"Coming in with the pinch-hit like that, he's been incredible," said Seager. "The ball sounds different off his bat. It's been incredible to watch. Coming in with the pinch-hit role and not starting and getting three hits, that doesn't happen either."
"We were just setting there and we kept getting hit after hit after hit. You never feel like we're out of a game with this offense. I wouldn't want to face 'em and I'm sure the other guys don't either.
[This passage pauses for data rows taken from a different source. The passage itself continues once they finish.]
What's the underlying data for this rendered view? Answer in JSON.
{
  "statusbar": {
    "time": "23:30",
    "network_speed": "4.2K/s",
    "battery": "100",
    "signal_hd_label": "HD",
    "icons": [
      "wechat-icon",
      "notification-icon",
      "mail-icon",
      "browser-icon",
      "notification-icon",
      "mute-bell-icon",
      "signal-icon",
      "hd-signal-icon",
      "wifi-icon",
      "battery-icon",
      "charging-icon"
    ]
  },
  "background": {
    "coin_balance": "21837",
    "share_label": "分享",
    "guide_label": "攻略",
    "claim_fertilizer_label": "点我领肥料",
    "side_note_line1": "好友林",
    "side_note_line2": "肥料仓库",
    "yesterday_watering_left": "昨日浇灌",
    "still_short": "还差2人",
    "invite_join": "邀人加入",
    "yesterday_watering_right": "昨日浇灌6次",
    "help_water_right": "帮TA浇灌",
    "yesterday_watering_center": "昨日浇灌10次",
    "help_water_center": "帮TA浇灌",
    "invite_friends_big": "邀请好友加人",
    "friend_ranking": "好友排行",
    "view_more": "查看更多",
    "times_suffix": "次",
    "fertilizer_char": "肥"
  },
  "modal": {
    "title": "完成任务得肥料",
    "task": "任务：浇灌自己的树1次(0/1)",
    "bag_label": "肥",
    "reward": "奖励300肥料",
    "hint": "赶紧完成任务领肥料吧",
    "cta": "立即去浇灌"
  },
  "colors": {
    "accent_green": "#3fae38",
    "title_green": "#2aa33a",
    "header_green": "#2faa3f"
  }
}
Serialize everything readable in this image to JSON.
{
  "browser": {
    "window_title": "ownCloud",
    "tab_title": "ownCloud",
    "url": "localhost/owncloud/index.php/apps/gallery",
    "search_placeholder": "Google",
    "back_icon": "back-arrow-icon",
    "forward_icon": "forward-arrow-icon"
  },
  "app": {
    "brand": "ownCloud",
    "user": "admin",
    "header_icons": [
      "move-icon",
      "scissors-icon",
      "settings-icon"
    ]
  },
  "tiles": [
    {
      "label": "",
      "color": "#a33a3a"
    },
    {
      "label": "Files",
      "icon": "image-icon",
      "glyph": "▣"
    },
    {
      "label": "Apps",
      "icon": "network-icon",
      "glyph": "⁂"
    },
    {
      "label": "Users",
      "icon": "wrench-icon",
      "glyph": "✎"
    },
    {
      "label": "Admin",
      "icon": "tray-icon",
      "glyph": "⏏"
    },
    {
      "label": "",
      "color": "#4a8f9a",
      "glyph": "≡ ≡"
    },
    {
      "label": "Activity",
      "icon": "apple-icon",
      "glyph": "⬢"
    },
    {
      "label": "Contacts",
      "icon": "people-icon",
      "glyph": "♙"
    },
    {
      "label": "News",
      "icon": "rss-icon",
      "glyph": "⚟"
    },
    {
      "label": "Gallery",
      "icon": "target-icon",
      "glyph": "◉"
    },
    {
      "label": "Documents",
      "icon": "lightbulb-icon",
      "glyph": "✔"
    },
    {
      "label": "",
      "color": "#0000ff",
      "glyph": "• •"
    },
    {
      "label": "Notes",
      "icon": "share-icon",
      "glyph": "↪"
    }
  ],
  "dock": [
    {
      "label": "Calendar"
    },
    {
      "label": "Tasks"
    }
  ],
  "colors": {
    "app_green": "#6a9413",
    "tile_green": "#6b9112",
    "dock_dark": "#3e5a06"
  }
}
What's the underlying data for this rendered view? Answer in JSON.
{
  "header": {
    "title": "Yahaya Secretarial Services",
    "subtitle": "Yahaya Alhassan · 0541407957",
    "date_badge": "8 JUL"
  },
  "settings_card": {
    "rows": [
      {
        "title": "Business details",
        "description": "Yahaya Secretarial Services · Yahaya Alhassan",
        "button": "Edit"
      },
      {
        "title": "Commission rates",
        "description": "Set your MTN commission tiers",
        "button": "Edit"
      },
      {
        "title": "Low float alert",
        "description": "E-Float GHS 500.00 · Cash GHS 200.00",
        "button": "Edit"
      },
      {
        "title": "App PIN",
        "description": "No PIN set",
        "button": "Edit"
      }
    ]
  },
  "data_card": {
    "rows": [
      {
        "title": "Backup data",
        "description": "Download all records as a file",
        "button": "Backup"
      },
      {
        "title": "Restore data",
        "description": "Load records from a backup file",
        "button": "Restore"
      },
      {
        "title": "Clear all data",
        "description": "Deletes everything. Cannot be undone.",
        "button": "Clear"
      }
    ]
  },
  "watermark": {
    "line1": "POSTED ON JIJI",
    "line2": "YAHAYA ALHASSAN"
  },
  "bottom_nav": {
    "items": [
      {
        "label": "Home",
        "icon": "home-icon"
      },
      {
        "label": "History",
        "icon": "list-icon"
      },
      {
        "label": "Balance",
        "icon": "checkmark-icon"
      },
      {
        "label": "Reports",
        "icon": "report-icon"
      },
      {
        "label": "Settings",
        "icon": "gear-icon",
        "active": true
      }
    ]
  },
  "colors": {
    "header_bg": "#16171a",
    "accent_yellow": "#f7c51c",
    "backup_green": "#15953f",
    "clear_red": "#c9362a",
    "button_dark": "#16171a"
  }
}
It was never-ending and fun to watch." -- Miley
• Behold, the scorecard for Mariners' comeback
SOUND SMART WITH YOUR FRIENDS
Robinson Cano had a pair of hits for the Mariners and has now reached base safely in 31 consecutive games, the longest active streak in the Majors and tied for the longest stretch in his MLB career.
Mariners:Taijuan Walker (2-5, 3.31 ERA) starts Friday's 5:10 p.m. PT series opener against the Rangers in Arlington. The 23-year-old is 0-5 with a 4.91 ERA in his last six starts and gave up three homers in 4 1/3 innings in his last outing against the Twins..
Padres:Drew Pomeranz is looking to put his first truly rough outing of the season behind him when he faces his former club, the Rockies, on Friday night at Petco Park. First pitch is slated for 7:40 p.m. PT. He allowed six runs over five innings in Arizona on Sunday, but owns a 1.02 ERA in three home starts this season.
Watch every out-of-market regular-season game live on MLB.TV.
AJ Cassavell covers the Padres for MLB.com.
Greg Johns has covered the Mariners since 1997, and for MLB.com since 2011.
Listen to his podcast